“I would single out a couple of developments, first of all in Construction Law, which I do a lot of” begins Dace Silava-Tomsone, the Managing Partner of Cobalt in Riga, when asked for the Buzz in Latvia.
“The Hungarian market is quite busy — not primarily in transactions, but there is an increasing number of disputes and restructuring,” says Andras Szecskay, the Managing Partner of the Szecskay law firm in Budapest. “In addition, the Competition Office is pretty diligent, and there are a number of cartel cases and other procedures going on at the moment.”
“We don’t have any big news in Lithuania at the moment,” says Eugenija Sutkiene, Partner at Tark Grunte Sutkiene. “Except for the general trends that are affecting legal markets everywhere, of course: Commoditization, dropping legal fees, and growing in-house legal markets — the same as all legal markets.” She laughs, saying, “we’re running quickly to stay in the same space."
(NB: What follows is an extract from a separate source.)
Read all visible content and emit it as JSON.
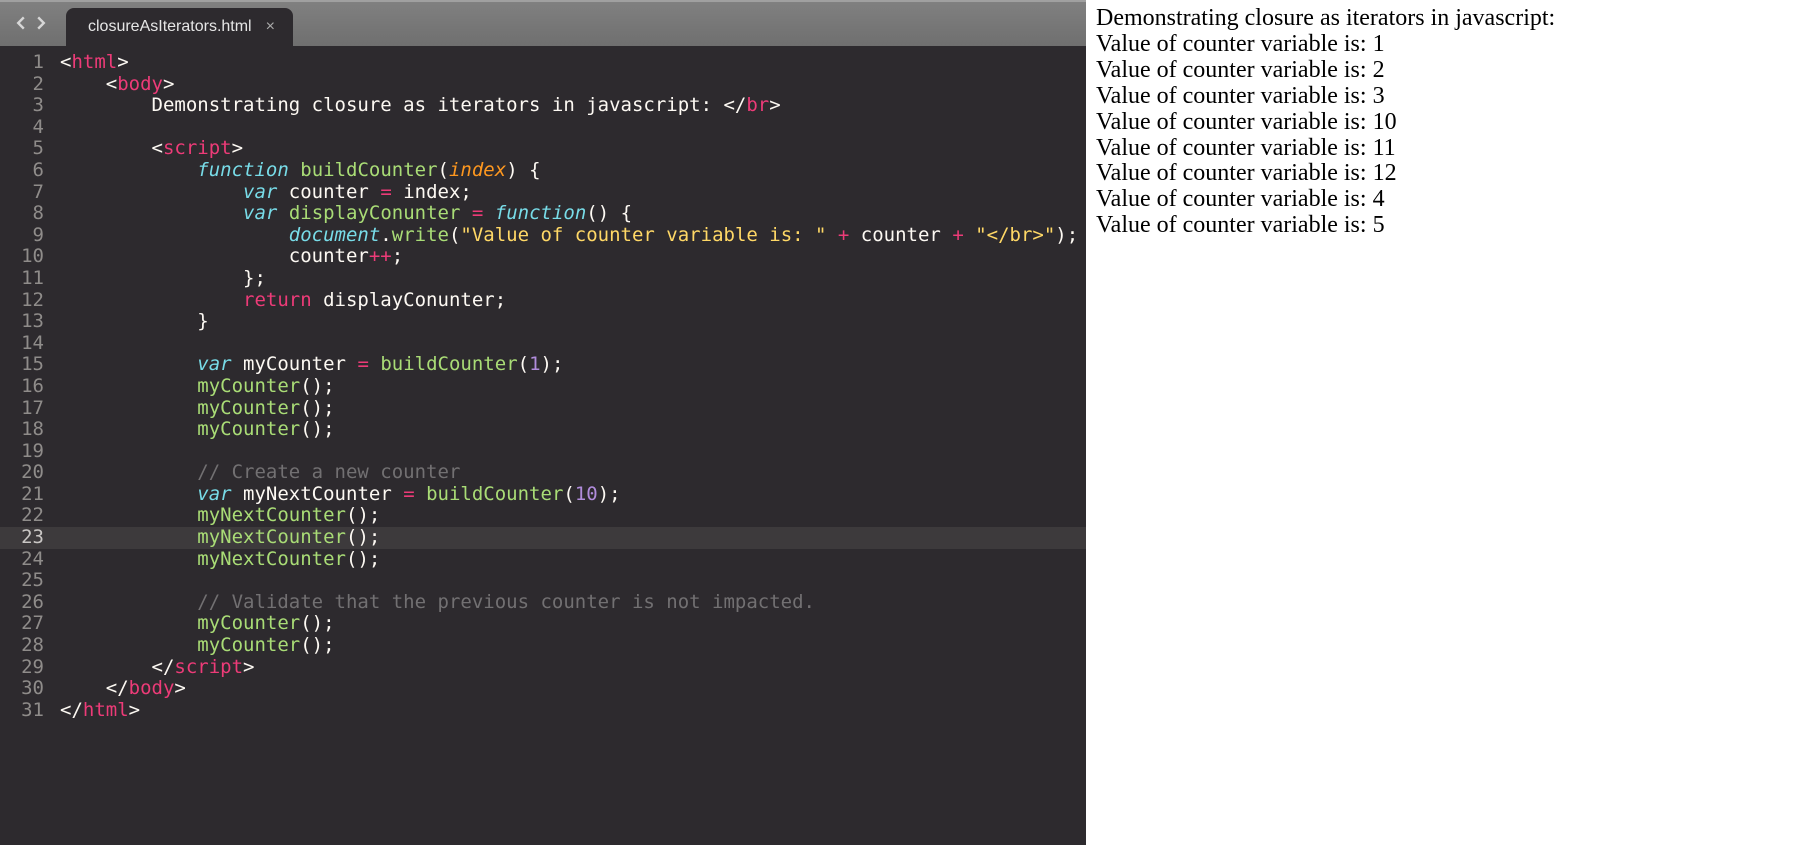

Despite beginning the conversation by asserting that “there are not many new things to report in Bulgaria in terms of legislative amendments or legal market changes," in fact Borislav Boyanov, the Managing Partner of Boyanov & Co., is fairly optimistic, pointing out that the Bulgarian economy is “relatively ok, reporting 3.4% growth in 2016, which for Europe is very good.”
"Let me start with administrative reform,” says Juri Raidla, the Senior Partner of Raidla Ellex in Estonia. “Now the state is in good shape, with no substantial problem at all — but the country has an aging population, and we need to figure out how to make the government more efficient and less costly.”
In “The Buzz” we interview experts on the legal industry living and working in Central and Eastern Europe to find out what’s happening in the region and what legislative/professional/cultural trends and developments they’re following closely. Because the interviews are carried out and published on the CEE Legal Matters website on a rolling basis, we’ve marked the dates on which the interviews were originally published.
Schoenherr Slovenia Partner Eva Skufca says Slovenia currently has two major issues on its Competition agenda.
According to Marton Domokos, Senior Counsel of CMS in Budapest, one of the hottest topics in Hungary at the moment is the new set of data protection recommendations issued by the country's Data Protection Authority (DPA), which he says have a wide range of ramifications in terms of employment policies.
For Erwin Hanslik, the Managing Partner of Taylor Wessing in Prague, one subject of conversation is always at the top of the list for lawyers in the Czech Republic: Fees. According to Hanslik, “the topic which is always interesting is the price — the hourly rates.” Hanslik explains that this is “a special topic in the Czech Republic due to the high amount of competition here,” which, he insists, “is not comparable to anywhere else in CEE. Absolutely.”